===== INFORMATION SHOWN =====

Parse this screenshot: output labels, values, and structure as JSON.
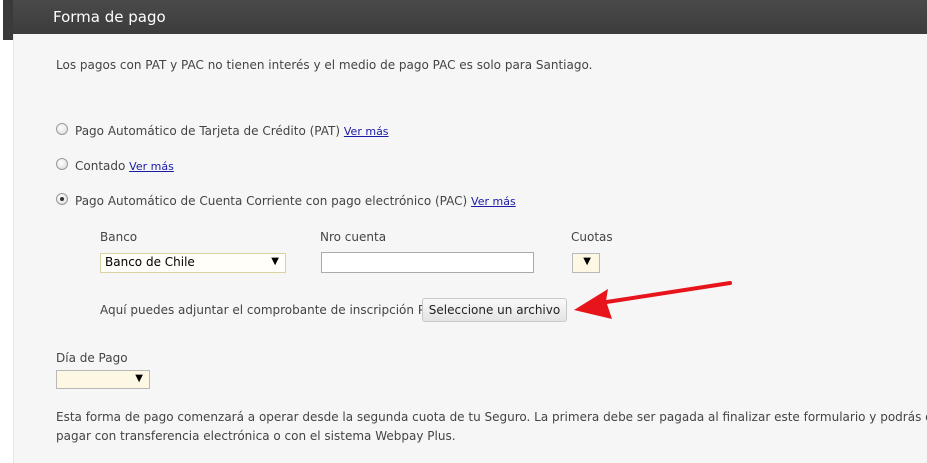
{
  "header": {
    "title": "Forma de pago"
  },
  "info_text": "Los pagos con PAT y PAC no tienen interés y el medio de pago PAC es solo para Santiago.",
  "payment_options": [
    {
      "label": "Pago Automático de Tarjeta de Crédito (PAT)",
      "link": "Ver más",
      "selected": false
    },
    {
      "label": "Contado",
      "link": "Ver más",
      "selected": false
    },
    {
      "label": "Pago Automático de Cuenta Corriente con pago electrónico (PAC)",
      "link": "Ver más",
      "selected": true
    }
  ],
  "pac_form": {
    "banco_label": "Banco",
    "banco_value": "Banco de Chile",
    "cuenta_label": "Nro cuenta",
    "cuenta_value": "",
    "cuotas_label": "Cuotas",
    "cuotas_value": "",
    "attach_label": "Aquí puedes adjuntar el comprobante de inscripción PAC",
    "file_button": "Seleccione un archivo"
  },
  "dia_pago": {
    "label": "Día de Pago",
    "value": ""
  },
  "footer_text_1": "Esta forma de pago comenzará a operar desde la segunda cuota de tu Seguro. La primera debe ser pagada al finalizar este formulario y podrás elegir",
  "footer_text_2": "pagar con transferencia electrónica o con el sistema Webpay Plus.",
  "colors": {
    "header_bg": "#3c3c3c",
    "content_bg": "#f6f6f6",
    "annotation_arrow": "#e8141b",
    "highlight_field": "#fdf8e4"
  },
  "icons": {
    "dropdown": "dropdown-triangle-icon",
    "annotation": "red-arrow-icon"
  }
}
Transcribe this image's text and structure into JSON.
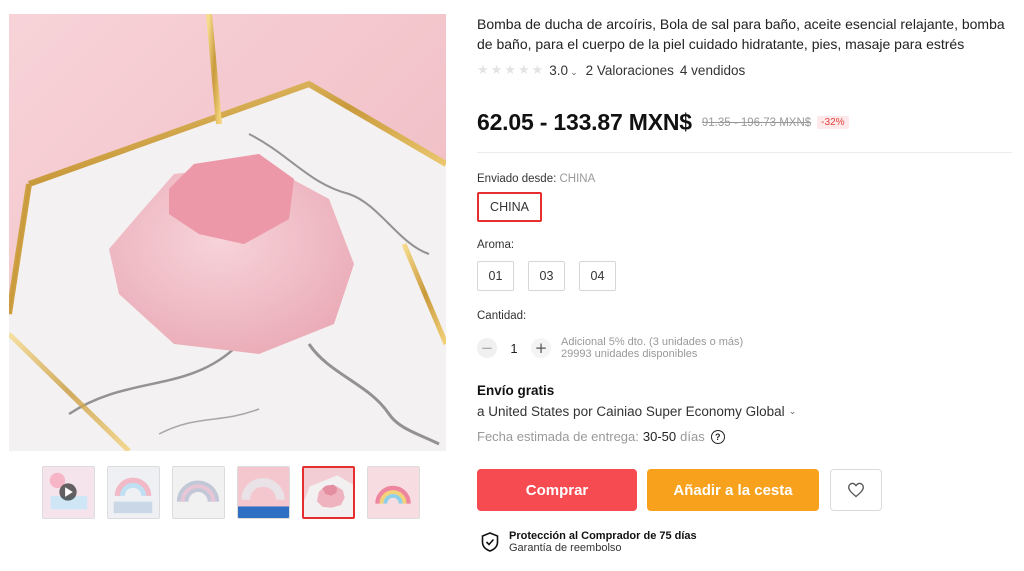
{
  "product": {
    "title": "Bomba de ducha de arcoíris, Bola de sal para baño, aceite esencial relajante, bomba de baño, para el cuerpo de la piel cuidado hidratante, pies, masaje para estrés",
    "rating": {
      "stars": 5,
      "value": "3.0",
      "reviews": "2 Valoraciones",
      "sold": "4 vendidos"
    },
    "price": {
      "current": "62.05 - 133.87 MXN$",
      "original": "91.35 - 196.73 MXN$",
      "discount": "-32%"
    }
  },
  "options": {
    "ship_from_label": "Enviado desde:",
    "ship_from_value": "CHINA",
    "ship_from_choices": [
      "CHINA"
    ],
    "aroma_label": "Aroma:",
    "aroma_choices": [
      "01",
      "03",
      "04"
    ]
  },
  "quantity": {
    "label": "Cantidad:",
    "value": "1",
    "decrement": "−",
    "increment": "+",
    "note_discount": "Adicional 5% dto. (3 unidades o más)",
    "note_stock": "29993 unidades disponibles"
  },
  "shipping": {
    "title": "Envío gratis",
    "line": "a United States por Cainiao Super Economy Global",
    "delivery_label": "Fecha estimada de entrega:",
    "delivery_days": "30-50",
    "delivery_unit": "días"
  },
  "actions": {
    "buy": "Comprar",
    "add_to_cart": "Añadir a la cesta",
    "wishlist_icon": "heart-icon"
  },
  "protection": {
    "title": "Protección al Comprador de 75 días",
    "subtitle": "Garantía de reembolso",
    "icon": "shield-check-icon"
  },
  "gallery": {
    "thumbnail_count": 6,
    "active_index": 4
  },
  "colors": {
    "buy": "#f74b52",
    "cart": "#f7a11c",
    "selected_border": "#e62e2e",
    "discount": "#e6413d"
  }
}
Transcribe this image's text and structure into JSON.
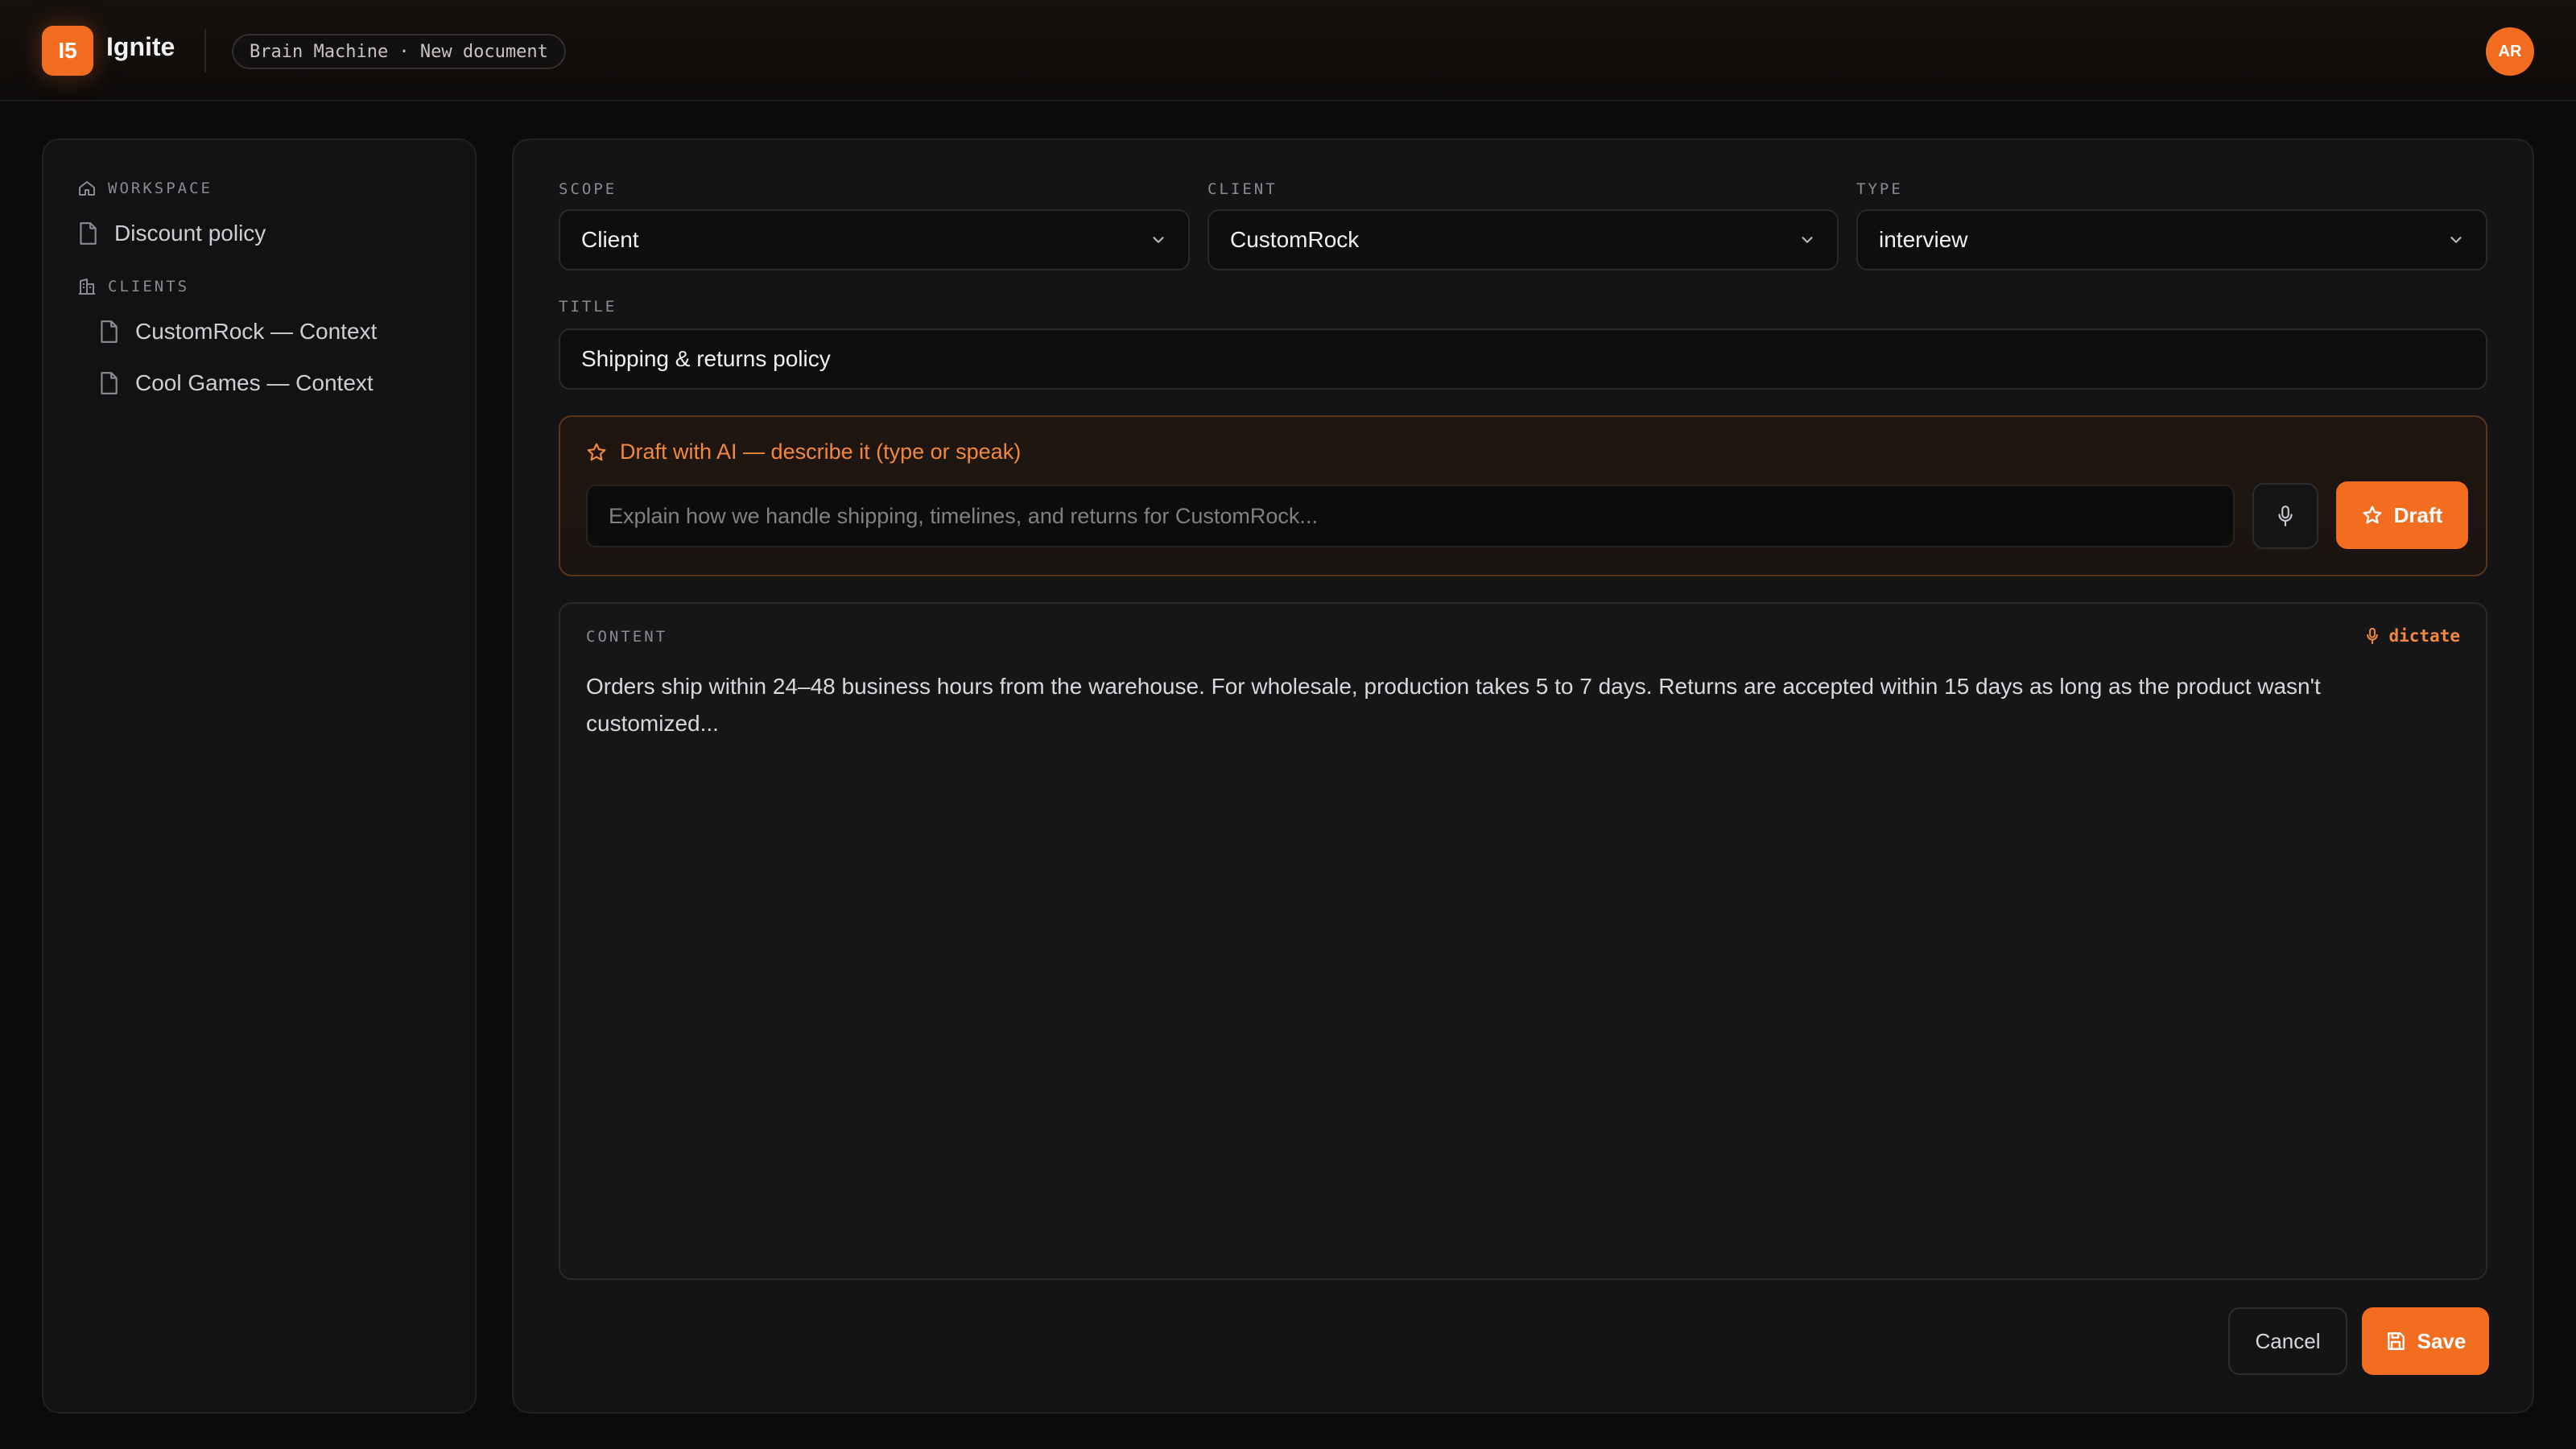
{
  "header": {
    "logo_text": "I5",
    "app_name": "Ignite",
    "breadcrumb": "Brain Machine · New document",
    "avatar_initials": "AR"
  },
  "sidebar": {
    "workspace_label": "WORKSPACE",
    "workspace_items": [
      {
        "label": "Discount policy",
        "icon": "file-icon"
      }
    ],
    "clients_label": "CLIENTS",
    "client_items": [
      {
        "label": "CustomRock — Context",
        "icon": "file-icon"
      },
      {
        "label": "Cool Games — Context",
        "icon": "file-icon"
      }
    ]
  },
  "form": {
    "scope": {
      "label": "SCOPE",
      "value": "Client"
    },
    "client": {
      "label": "CLIENT",
      "value": "CustomRock"
    },
    "type": {
      "label": "TYPE",
      "value": "interview"
    },
    "title": {
      "label": "TITLE",
      "value": "Shipping & returns policy"
    }
  },
  "ai_draft": {
    "heading": "Draft with AI — describe it (type or speak)",
    "placeholder": "Explain how we handle shipping, timelines, and returns for CustomRock...",
    "button_label": "Draft"
  },
  "content": {
    "label": "CONTENT",
    "dictate_label": "dictate",
    "text": "Orders ship within 24–48 business hours from the warehouse. For wholesale, production takes 5 to 7 days. Returns are accepted within 15 days as long as the product wasn't customized..."
  },
  "actions": {
    "cancel_label": "Cancel",
    "save_label": "Save"
  },
  "colors": {
    "accent": "#f26d1f",
    "accent_text": "#f2883f",
    "background": "#0b0b0c",
    "panel": "#141416"
  }
}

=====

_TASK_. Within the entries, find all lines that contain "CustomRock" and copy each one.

_REPLY TO THE TASK_.
        "label": "CustomRock — Context",
      "value": "CustomRock"
    "placeholder": "Explain how we handle shipping, timelines, and returns for CustomRock...",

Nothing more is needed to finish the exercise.